Undertaking the Master’s of Urban Horticulture degree at Melbourne University provided Pam with a depth of knowledge to compliment a varied background including; environmental science, education curriculum development, agriculture, production and amenity horticulture with design and conservation through restoration. Over this course, I developed a passion for exploring the role of ecology in contributing to the functional vegetation component of green infrastructure, and the improved city/urban livability that ensues.
Commonly this high quality vegetation component on green roofs is difficult to establish and declines over time, negatively impacting green roof function. The perspective from which I view green roof vegetation is as a dynamic community, and look towards ecological niche theory to promote species co-existence and thus confer stability of vegetation quality.
Establishment of green roof vegetation through direct seeding methods with an engineered grassland plant mix could promote community co-existence.

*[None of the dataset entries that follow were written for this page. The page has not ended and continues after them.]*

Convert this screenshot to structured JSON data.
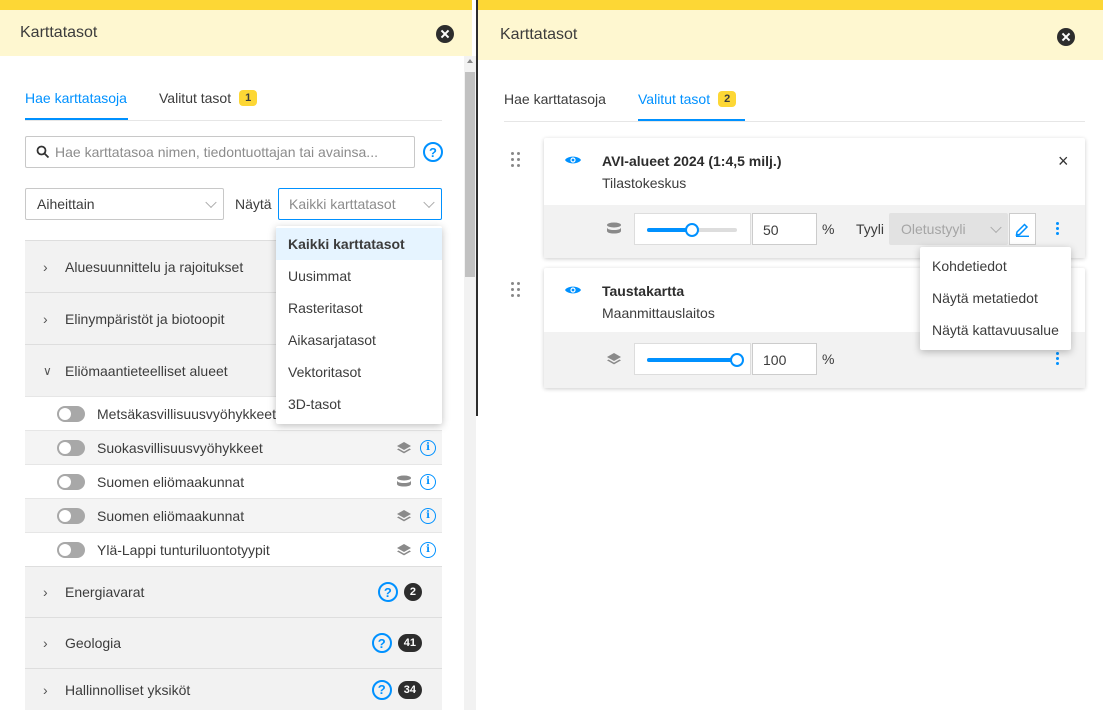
{
  "left_panel": {
    "title": "Karttatasot",
    "tabs": [
      {
        "label": "Hae karttatasoja",
        "active": true
      },
      {
        "label": "Valitut tasot",
        "badge": "1",
        "active": false
      }
    ],
    "search": {
      "placeholder": "Hae karttatasoa nimen, tiedontuottajan tai avainsa..."
    },
    "group_select": {
      "value": "Aiheittain"
    },
    "show_label": "Näytä",
    "show_select": {
      "value": "Kaikki karttatasot"
    },
    "dropdown_options": [
      "Kaikki karttatasot",
      "Uusimmat",
      "Rasteritasot",
      "Aikasarjatasot",
      "Vektoritasot",
      "3D-tasot"
    ],
    "groups": [
      {
        "label": "Aluesuunnittelu ja rajoitukset"
      },
      {
        "label": "Elinympäristöt ja biotoopit"
      },
      {
        "label": "Eliömaantieteelliset alueet",
        "expanded": true
      }
    ],
    "layers": [
      {
        "label": "Metsäkasvillisuusvyöhykkeet",
        "icon": "layers-icon"
      },
      {
        "label": "Suokasvillisuusvyöhykkeet",
        "icon": "layers-icon"
      },
      {
        "label": "Suomen eliömaakunnat",
        "icon": "database-icon"
      },
      {
        "label": "Suomen eliömaakunnat",
        "icon": "layers-icon"
      },
      {
        "label": "Ylä-Lappi tunturiluontotyypit",
        "icon": "layers-icon"
      }
    ],
    "groups_after": [
      {
        "label": "Energiavarat",
        "count": "2"
      },
      {
        "label": "Geologia",
        "count": "41"
      },
      {
        "label": "Hallinnolliset yksiköt",
        "count": "34"
      }
    ],
    "help_glyph": "?",
    "info_glyph": "i"
  },
  "right_panel": {
    "title": "Karttatasot",
    "tabs": [
      {
        "label": "Hae karttatasoja",
        "active": false
      },
      {
        "label": "Valitut tasot",
        "badge": "2",
        "active": true
      }
    ],
    "cards": [
      {
        "title": "AVI-alueet 2024 (1:4,5 milj.)",
        "provider": "Tilastokeskus",
        "opacity": "50",
        "opacity_fraction": 0.5,
        "percent": "%",
        "style_label": "Tyyli",
        "style_value": "Oletustyyli",
        "close_glyph": "×"
      },
      {
        "title": "Taustakartta",
        "provider": "Maanmittauslaitos",
        "opacity": "100",
        "opacity_fraction": 1.0,
        "percent": "%"
      }
    ],
    "menu_items": [
      "Kohdetiedot",
      "Näytä metatiedot",
      "Näytä kattavuusalue"
    ]
  },
  "colors": {
    "accent": "#0091ff",
    "yellow": "#fdd735",
    "header_bg": "#fef7d0"
  }
}
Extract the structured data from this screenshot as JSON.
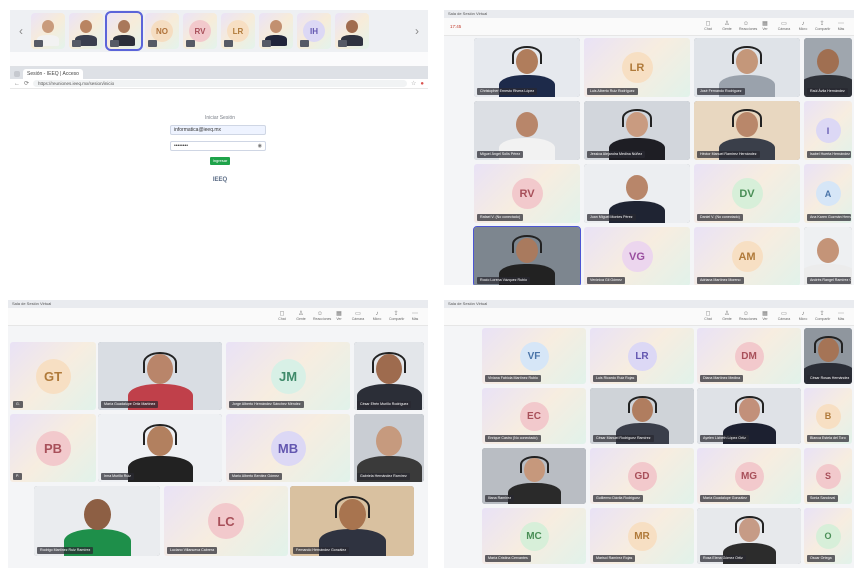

My recently completed research explored the ability of direct seeding techniques for this engineered plant mix in green roof module conditions, to produce quality vegetation indicators of functional green roofs.
This establishment method showed rapid positive vegetative response, and has application in the development of green roof industry best practice. I’m excited about extending this research across multiple types of green infrastructure with other local habitats as species pools. Particularly, I see value in focusing research through the lens of engineered plant communities as a biodiversity conservation tool; having potential for insertion of targeted conservation species and as a seedbank source.